[Dataset rows for apps and sites]
= Beginning of Section =
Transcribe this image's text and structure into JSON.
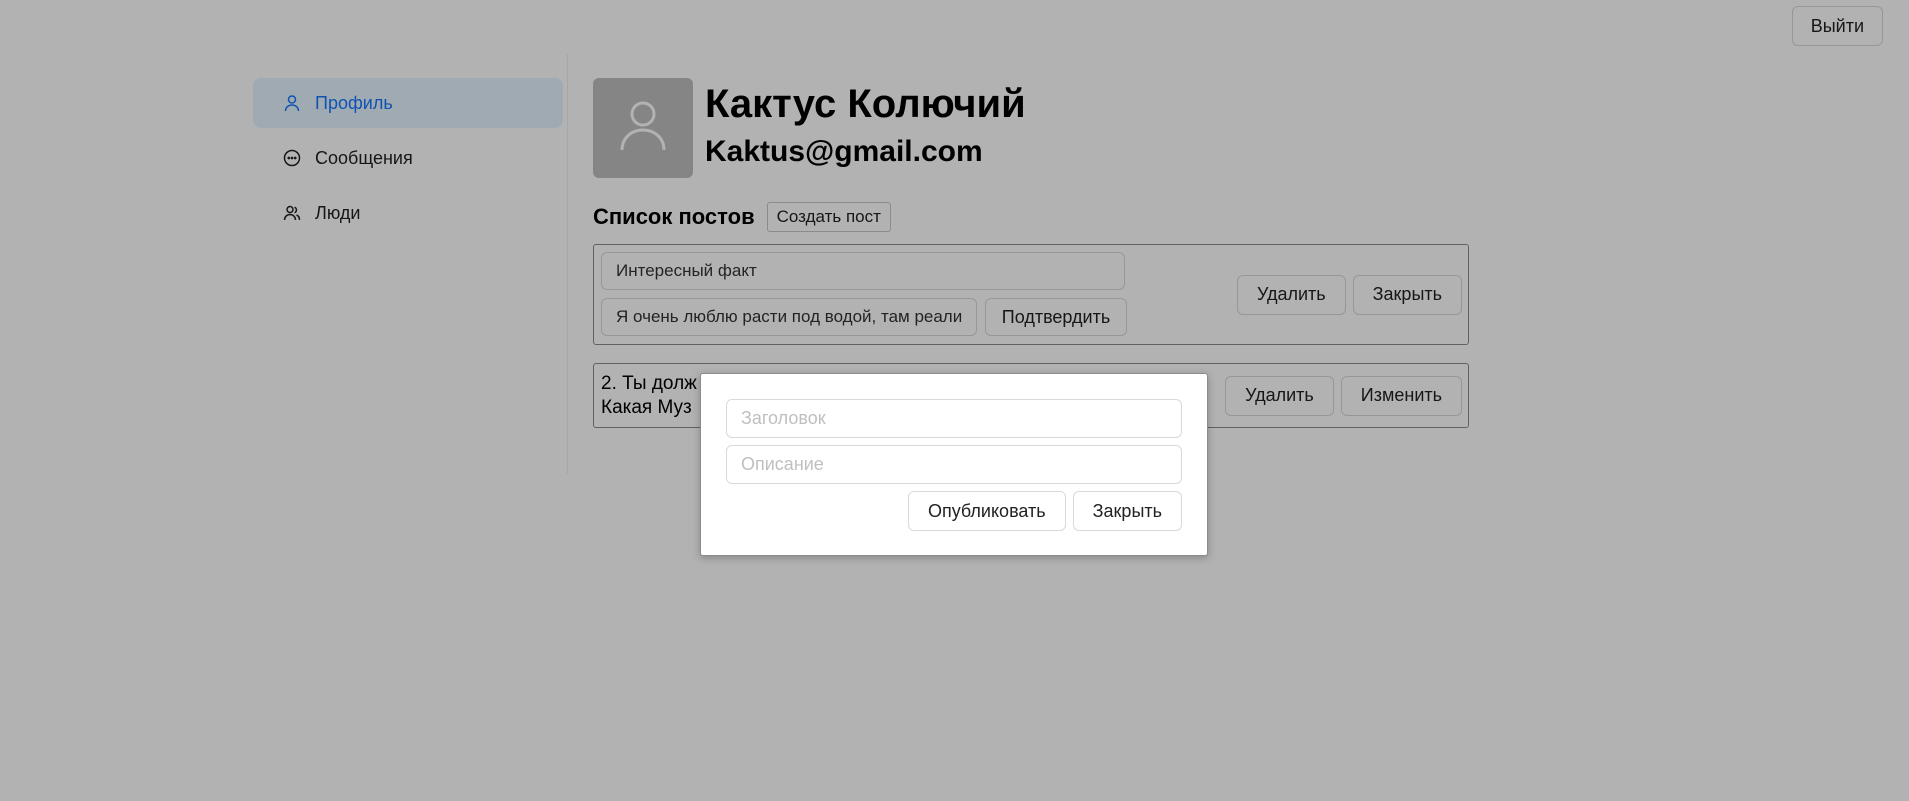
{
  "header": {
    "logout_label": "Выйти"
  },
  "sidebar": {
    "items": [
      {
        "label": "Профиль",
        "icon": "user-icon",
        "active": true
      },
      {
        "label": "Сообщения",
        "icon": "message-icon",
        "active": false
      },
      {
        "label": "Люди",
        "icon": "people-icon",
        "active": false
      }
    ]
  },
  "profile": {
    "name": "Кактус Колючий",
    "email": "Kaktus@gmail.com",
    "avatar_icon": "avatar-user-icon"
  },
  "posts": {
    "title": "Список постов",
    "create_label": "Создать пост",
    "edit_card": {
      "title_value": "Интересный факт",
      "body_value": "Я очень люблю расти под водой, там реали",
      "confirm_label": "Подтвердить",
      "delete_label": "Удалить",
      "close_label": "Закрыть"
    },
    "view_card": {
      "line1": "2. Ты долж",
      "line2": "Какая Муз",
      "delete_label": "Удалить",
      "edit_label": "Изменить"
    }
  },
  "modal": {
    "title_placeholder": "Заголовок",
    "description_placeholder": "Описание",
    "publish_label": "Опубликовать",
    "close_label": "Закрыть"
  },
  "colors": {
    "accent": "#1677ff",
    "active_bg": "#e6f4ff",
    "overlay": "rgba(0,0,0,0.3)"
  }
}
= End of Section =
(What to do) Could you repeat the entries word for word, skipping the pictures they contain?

(Answer box)
Transcribe this image's text and structure into JSON.
{
  "header": {
    "logout_label": "Выйти"
  },
  "sidebar": {
    "items": [
      {
        "label": "Профиль",
        "icon": "user-icon",
        "active": true
      },
      {
        "label": "Сообщения",
        "icon": "message-icon",
        "active": false
      },
      {
        "label": "Люди",
        "icon": "people-icon",
        "active": false
      }
    ]
  },
  "profile": {
    "name": "Кактус Колючий",
    "email": "Kaktus@gmail.com",
    "avatar_icon": "avatar-user-icon"
  },
  "posts": {
    "title": "Список постов",
    "create_label": "Создать пост",
    "edit_card": {
      "title_value": "Интересный факт",
      "body_value": "Я очень люблю расти под водой, там реали",
      "confirm_label": "Подтвердить",
      "delete_label": "Удалить",
      "close_label": "Закрыть"
    },
    "view_card": {
      "line1": "2. Ты долж",
      "line2": "Какая Муз",
      "delete_label": "Удалить",
      "edit_label": "Изменить"
    }
  },
  "modal": {
    "title_placeholder": "Заголовок",
    "description_placeholder": "Описание",
    "publish_label": "Опубликовать",
    "close_label": "Закрыть"
  },
  "colors": {
    "accent": "#1677ff",
    "active_bg": "#e6f4ff",
    "overlay": "rgba(0,0,0,0.3)"
  }
}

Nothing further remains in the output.